Applying for an EAD while in H-4 Status

Overview

Individuals in H-4 status normally do not have employment authorization. However, spouses in H-4 status (not dependent children) are  eligible for an Employment Authorization Document (EAD) under elegibility category "(c)(26)" as soon as the primary status holder in H-1B status:

  1. Is the beneficiary of an approved Form I-140 (Immigrant Petition), or
  2. Has been granted an extension of his or her H-1B status beyond the standard six-year limit of H-1B eligibility based on a pending employment-based green card application.

Unless and until these narrowly defined criteria are met, spouses in H-4 status do not qualfy for an EAD under eligibility category "(c)(26)." Many individuals in H-4 status are not eligible for an EAD on this basis.

How to Apply

This information is provided as a courtesy and does not constitute legal advice.

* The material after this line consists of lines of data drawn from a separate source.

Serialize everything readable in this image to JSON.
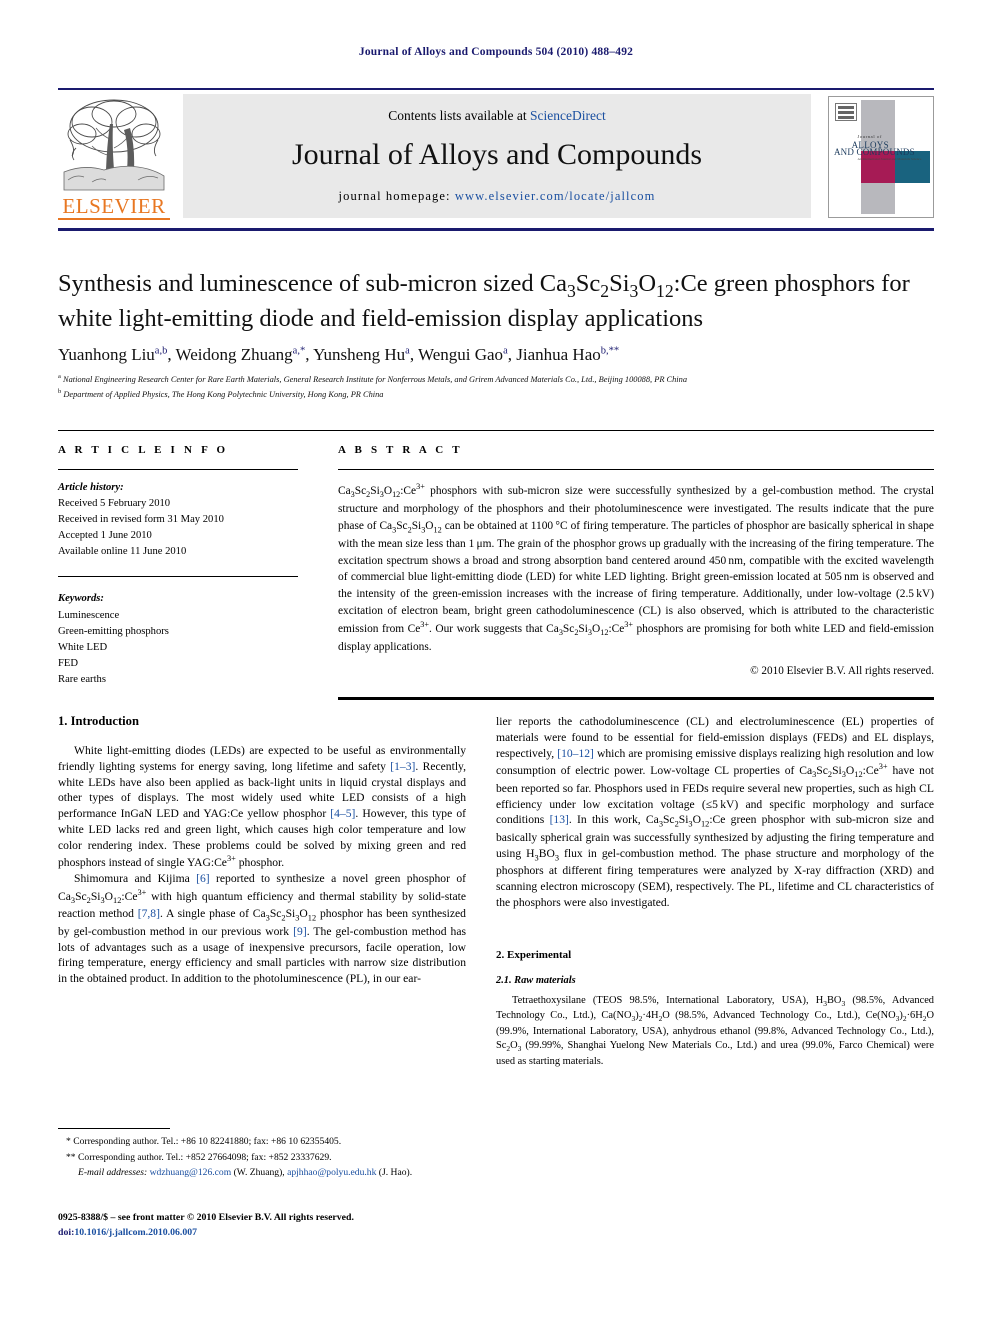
{
  "running_head": "Journal of Alloys and Compounds 504 (2010) 488–492",
  "masthead": {
    "contents_label": "Contents lists available at",
    "contents_link": "ScienceDirect",
    "journal_title": "Journal of Alloys and Compounds",
    "homepage_label": "journal homepage:",
    "homepage_url": "www.elsevier.com/locate/jallcom",
    "publisher_name": "ELSEVIER",
    "cover": {
      "line1": "Journal of",
      "line2": "ALLOYS",
      "line3": "AND COMPOUNDS",
      "line4": "An International Journal\nand Materials Science"
    },
    "colors": {
      "elsevier_orange": "#E87722",
      "link_blue": "#1a4fa0",
      "rule_navy": "#1a1a6e",
      "cover_magenta": "#a61b55",
      "cover_teal": "#19637f"
    }
  },
  "article": {
    "title": "Synthesis and luminescence of sub-micron sized Ca3Sc2Si3O12:Ce green phosphors for white light-emitting diode and field-emission display applications",
    "authors_html": "Yuanhong Liu<sup>a,b</sup>, Weidong Zhuang<sup>a,</sup><sup>*</sup>, Yunsheng Hu<sup>a</sup>, Wengui Gao<sup>a</sup>, Jianhua Hao<sup>b,</sup><sup>**</sup>",
    "affiliations": [
      "a National Engineering Research Center for Rare Earth Materials, General Research Institute for Nonferrous Metals, and Grirem Advanced Materials Co., Ltd., Beijing 100088, PR China",
      "b Department of Applied Physics, The Hong Kong Polytechnic University, Hong Kong, PR China"
    ]
  },
  "article_info": {
    "heading": "A R T I C L E    I N F O",
    "history_label": "Article history:",
    "history": [
      "Received 5 February 2010",
      "Received in revised form 31 May 2010",
      "Accepted 1 June 2010",
      "Available online 11 June 2010"
    ],
    "keywords_label": "Keywords:",
    "keywords": [
      "Luminescence",
      "Green-emitting phosphors",
      "White LED",
      "FED",
      "Rare earths"
    ]
  },
  "abstract": {
    "heading": "A B S T R A C T",
    "text": "Ca3Sc2Si3O12:Ce3+ phosphors with sub-micron size were successfully synthesized by a gel-combustion method. The crystal structure and morphology of the phosphors and their photoluminescence were investigated. The results indicate that the pure phase of Ca3Sc2Si3O12 can be obtained at 1100 °C of firing temperature. The particles of phosphor are basically spherical in shape with the mean size less than 1 μm. The grain of the phosphor grows up gradually with the increasing of the firing temperature. The excitation spectrum shows a broad and strong absorption band centered around 450 nm, compatible with the excited wavelength of commercial blue light-emitting diode (LED) for white LED lighting. Bright green-emission located at 505 nm is observed and the intensity of the green-emission increases with the increase of firing temperature. Additionally, under low-voltage (2.5 kV) excitation of electron beam, bright green cathodoluminescence (CL) is also observed, which is attributed to the characteristic emission from Ce3+. Our work suggests that Ca3Sc2Si3O12:Ce3+ phosphors are promising for both white LED and field-emission display applications.",
    "copyright": "© 2010 Elsevier B.V. All rights reserved."
  },
  "sections": {
    "intro_heading": "1. Introduction",
    "intro_p1": "White light-emitting diodes (LEDs) are expected to be useful as environmentally friendly lighting systems for energy saving, long lifetime and safety [1–3]. Recently, white LEDs have also been applied as back-light units in liquid crystal displays and other types of displays. The most widely used white LED consists of a high performance InGaN LED and YAG:Ce yellow phosphor [4–5]. However, this type of white LED lacks red and green light, which causes high color temperature and low color rendering index. These problems could be solved by mixing green and red phosphors instead of single YAG:Ce3+ phosphor.",
    "intro_p2": "Shimomura and Kijima [6] reported to synthesize a novel green phosphor of Ca3Sc2Si3O12:Ce3+ with high quantum efficiency and thermal stability by solid-state reaction method [7,8]. A single phase of Ca3Sc2Si3O12 phosphor has been synthesized by gel-combustion method in our previous work [9]. The gel-combustion method has lots of advantages such as a usage of inexpensive precursors, facile operation, low firing temperature, energy efficiency and small particles with narrow size distribution in the obtained product. In addition to the photoluminescence (PL), in our ear-",
    "intro_p2_cont": "lier reports the cathodoluminescence (CL) and electroluminescence (EL) properties of materials were found to be essential for field-emission displays (FEDs) and EL displays, respectively, [10–12] which are promising emissive displays realizing high resolution and low consumption of electric power. Low-voltage CL properties of Ca3Sc2Si3O12:Ce3+ have not been reported so far. Phosphors used in FEDs require several new properties, such as high CL efficiency under low excitation voltage (≤5 kV) and specific morphology and surface conditions [13]. In this work, Ca3Sc2Si3O12:Ce green phosphor with sub-micron size and basically spherical grain was successfully synthesized by adjusting the firing temperature and using H3BO3 flux in gel-combustion method. The phase structure and morphology of the phosphors at different firing temperatures were analyzed by X-ray diffraction (XRD) and scanning electron microscopy (SEM), respectively. The PL, lifetime and CL characteristics of the phosphors were also investigated.",
    "exp_heading": "2. Experimental",
    "raw_heading": "2.1. Raw materials",
    "raw_p1": "Tetraethoxysilane (TEOS 98.5%, International Laboratory, USA), H3BO3 (98.5%, Advanced Technology Co., Ltd.), Ca(NO3)2·4H2O (98.5%, Advanced Technology Co., Ltd.), Ce(NO3)2·6H2O (99.9%, International Laboratory, USA), anhydrous ethanol (99.8%, Advanced Technology Co., Ltd.), Sc2O3 (99.99%, Shanghai Yuelong New Materials Co., Ltd.) and urea (99.0%, Farco Chemical) were used as starting materials."
  },
  "footnotes": {
    "note1": "* Corresponding author. Tel.: +86 10 82241880; fax: +86 10 62355405.",
    "note2": "** Corresponding author. Tel.: +852 27664098; fax: +852 23337629.",
    "email_label": "E-mail addresses:",
    "email1": "wdzhuang@126.com",
    "email1_who": "(W. Zhuang),",
    "email2": "apjhhao@polyu.edu.hk",
    "email2_who": "(J. Hao)."
  },
  "footer": {
    "issn_line": "0925-8388/$ – see front matter © 2010 Elsevier B.V. All rights reserved.",
    "doi_label": "doi:",
    "doi_value": "10.1016/j.jallcom.2010.06.007"
  }
}
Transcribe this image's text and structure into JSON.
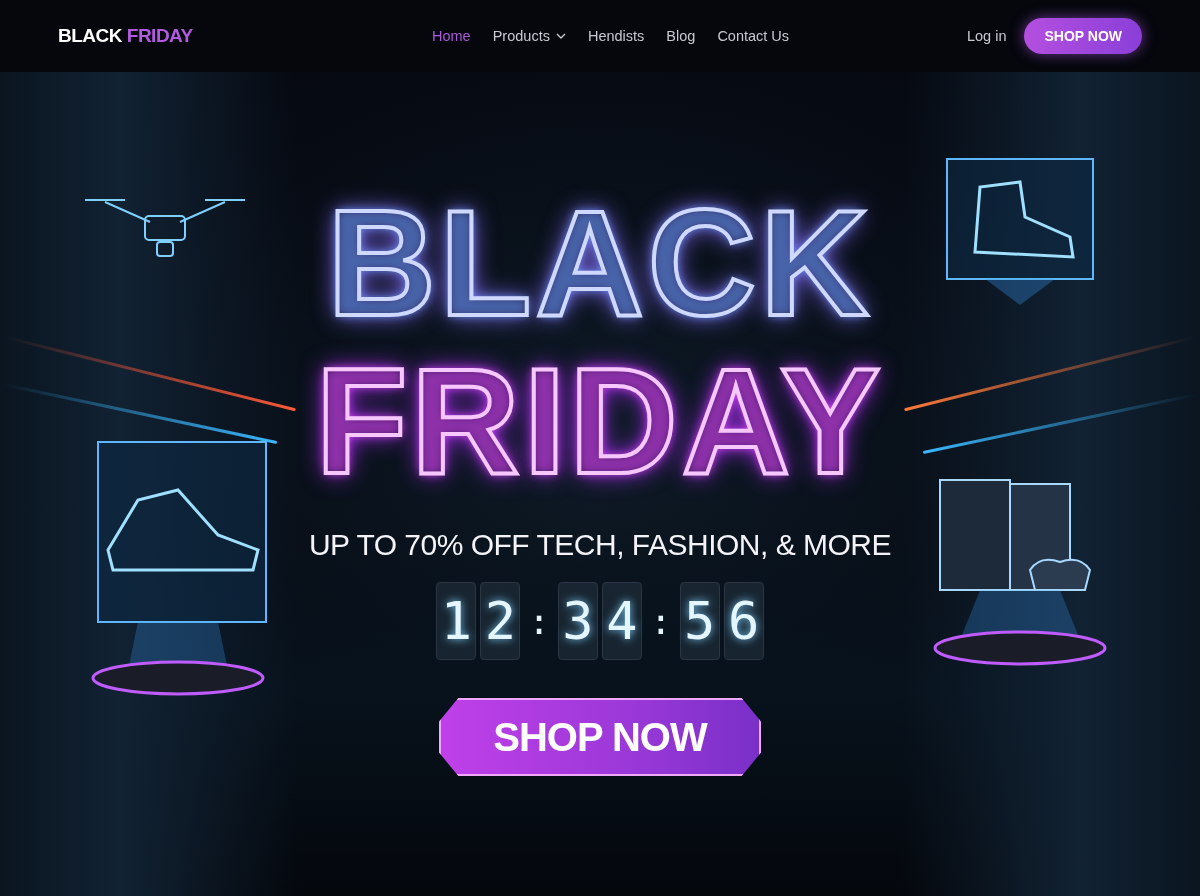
{
  "nav": {
    "brand": {
      "text": "BLACK",
      "accent": "FRIDAY"
    },
    "links": [
      {
        "label": "Home",
        "selected": true,
        "kind": "link"
      },
      {
        "label": "Products",
        "selected": false,
        "kind": "dropdown"
      },
      {
        "label": "Hendists",
        "selected": false,
        "kind": "link"
      },
      {
        "label": "Blog",
        "selected": false,
        "kind": "link"
      },
      {
        "label": "Contact Us",
        "selected": false,
        "kind": "link"
      }
    ],
    "login": "Log in",
    "cta": "SHOP NOW"
  },
  "hero": {
    "title_lines": [
      "BLACK",
      "FRIDAY"
    ],
    "subtitle": "UP TO 70% OFF TECH, FASHION, & MORE",
    "countdown": [
      {
        "kind": "digit",
        "text": "1"
      },
      {
        "kind": "digit",
        "text": "2"
      },
      {
        "kind": "separator",
        "text": ":"
      },
      {
        "kind": "digit",
        "text": "3"
      },
      {
        "kind": "digit",
        "text": "4"
      },
      {
        "kind": "separator",
        "text": ":"
      },
      {
        "kind": "digit",
        "text": "5"
      },
      {
        "kind": "digit",
        "text": "6"
      }
    ],
    "cta": "SHOP NOW"
  }
}
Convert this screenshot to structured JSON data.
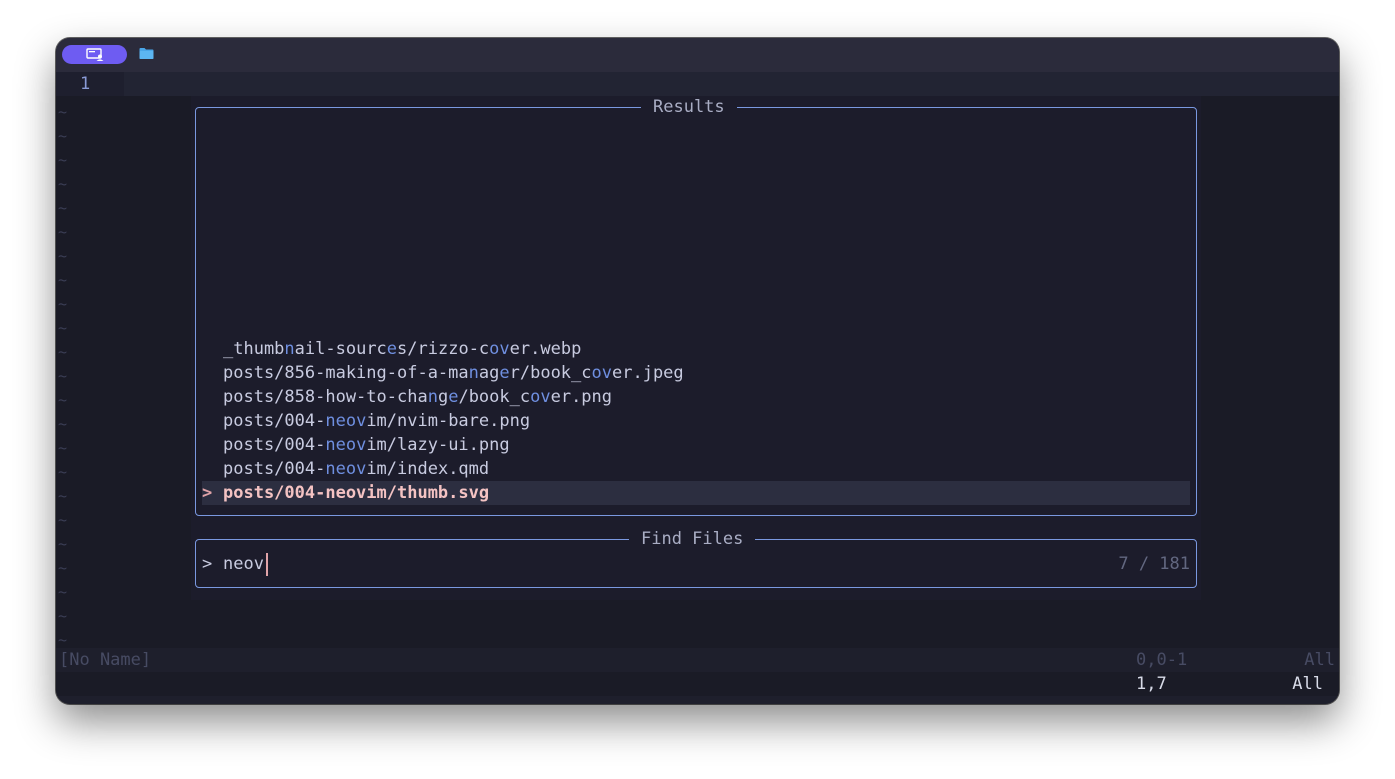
{
  "editor": {
    "line_number": "1",
    "tilde": "~"
  },
  "telescope": {
    "results_title": "Results",
    "prompt_title": "Find Files",
    "results": [
      [
        {
          "t": "_thumb"
        },
        {
          "t": "n",
          "h": true
        },
        {
          "t": "ail-sourc"
        },
        {
          "t": "e",
          "h": true
        },
        {
          "t": "s/rizzo-c"
        },
        {
          "t": "ov",
          "h": true
        },
        {
          "t": "er.webp"
        }
      ],
      [
        {
          "t": "posts/856-making-of-a-ma"
        },
        {
          "t": "n",
          "h": true
        },
        {
          "t": "ag"
        },
        {
          "t": "e",
          "h": true
        },
        {
          "t": "r/book_c"
        },
        {
          "t": "ov",
          "h": true
        },
        {
          "t": "er.jpeg"
        }
      ],
      [
        {
          "t": "posts/858-how-to-cha"
        },
        {
          "t": "n",
          "h": true
        },
        {
          "t": "g"
        },
        {
          "t": "e",
          "h": true
        },
        {
          "t": "/book_c"
        },
        {
          "t": "ov",
          "h": true
        },
        {
          "t": "er.png"
        }
      ],
      [
        {
          "t": "posts/004-"
        },
        {
          "t": "neov",
          "h": true
        },
        {
          "t": "im/nvim-bare.png"
        }
      ],
      [
        {
          "t": "posts/004-"
        },
        {
          "t": "neov",
          "h": true
        },
        {
          "t": "im/lazy-ui.png"
        }
      ],
      [
        {
          "t": "posts/004-"
        },
        {
          "t": "neov",
          "h": true
        },
        {
          "t": "im/index.qmd"
        }
      ]
    ],
    "selected_caret": ">",
    "selected_result": "posts/004-neovim/thumb.svg",
    "prompt_prefix": ">",
    "query": "neov",
    "counter": "7 / 181"
  },
  "statusline": {
    "filename": "[No Name]",
    "position": "0,0-1",
    "scroll": "All"
  },
  "cmdline": {
    "position": "1,7",
    "scroll": "All"
  },
  "colors": {
    "accent": "#6e5cf2",
    "border": "#7a98e0",
    "match_highlight": "#6f8fe0",
    "selection_text": "#f4c3c3"
  },
  "icons": [
    "terminal-session-icon",
    "folder-icon"
  ]
}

FSIS staff cannot complete/prepare the I-765 on your behalf. Form I-765 is a personal application and FSIS cannot provide you with more specific guidance or advice on how to complete it. If, after reviewing the information below, you have further questions about what how to respond to a particular question on the Form I-765, please consult an immigration attorney.

To apply for an EAD, eligible spouses in H-4 status must file a Form I-765 and pay a filing fee. Please review the USCIS information on how to apply for an EAD for a process overview as well as a list of FAQs and an overview of required support documents. In general, the following support documents should be included:

  • Copy of passport
  • Marriage license (with English translation, if applicable)
  • Proof that the H-1B status holder is currently in status, such as
    • H-1B Approval Notice
    • I-94 record
    • Three most recent paystubs
  • Proof that the H-4 status holder is currently in status, such as
    • H-4 Approval Notice
    • I-94 record
  • Proof of eligibility for the EAD
    • Copy of I-140 Approval, OR
    • Proof of H-1B status approval beyond the sixth year.

Individuals in H-4 status may not begin employment until USCIS has approved the application and the EAD has been received by the applicant.

EAD Extensions

The expiration date of the EAD will often coincide with the validity of one’s approved H-4 status. When filing Form I-539 to request an extension of one’s H-4 status, a new I-765 may be filed at the same time. To avoid future gaps in employment eligibility – with limited exceptions, one’s EAD has to be valid in order for H-4 spouses to work – it is important that future status extension requests are filed as early as possible. 

Because H-4 status extension requests are dependent on status extensions for the H-1B status holder, H-1B status extension requests should be filed as early as possible. USCIS will accept H-1B extension requests up to six months prior to the requested start date.  Note that individuals in H-1B status who are the beneficiaries of a pending H-1B extension petition may continue to work for a period of 240 days while their extension petition is pending with USCIS.  However, H-4 spouses who are employed on the basis of an EAD do not have this benefit and must stop working  when their EAD expires, unless they are covered by the 11/12/2021 policy guidance referenced below. Therefore, it is strongly recommended that H-1B extensions be filed five to six months prior to the requested extension start date so that EAD requests for H-4 spouses can be adjudicated in time.

Effective 11/12/2021, USCIS issued new policy guidance that confirms that qualifying H-4 dependent spouses whose status continues to be valid beyond the expiration date of their EAD are eligible for an automatic extension of their EAD. Upon the timely filing of an EAD extension request (Form I-765), their employment authorization will automatically be extended for a period of 180 days OR until the date their H-4 status expires, whichever is shorter.

Note: USCIS issued a Temporary Final Rule (TFR) on 5/4/2022 to change the automatic extension period for certain EAD categories from 180 days to 540 days, for extension requests filed on or before 10/26/2023. Individuals who filed their EAD extension requests before 5/4/2022 are also covered by this new TFR. Note that USCIS will not be issuing new I-797 receipt notices to affected individuals. I-797 receipt notices for affected categories that refer to a 180-day extension period will still meet the regulatory requirement for employment authorization.

Any and all H-1B petitions filed on behalf of the University of Michigan must be filed by the International Center (IC) on the Ann Arbor campus. As a courtesy, at the request of the H-4 spouse, the IC can include the Form I-539 and I-765 with the H-1B petition.
 

When to Apply

Spouses in H-4 status who are not yet eligible to apply for the EAD under the eligibility criteria should not file the I-765 until they can establish their eligibility. Spouses who will become eligible for an EAD based on an extension of the primary status holder's H-1B status beyond the sixth year of eligibility may file the Form I-765 together with their request for an extension (Form I-539) of their H-4 status. However, USCIS has indicated that it will only approve the I-765 once the I-539 has been approved.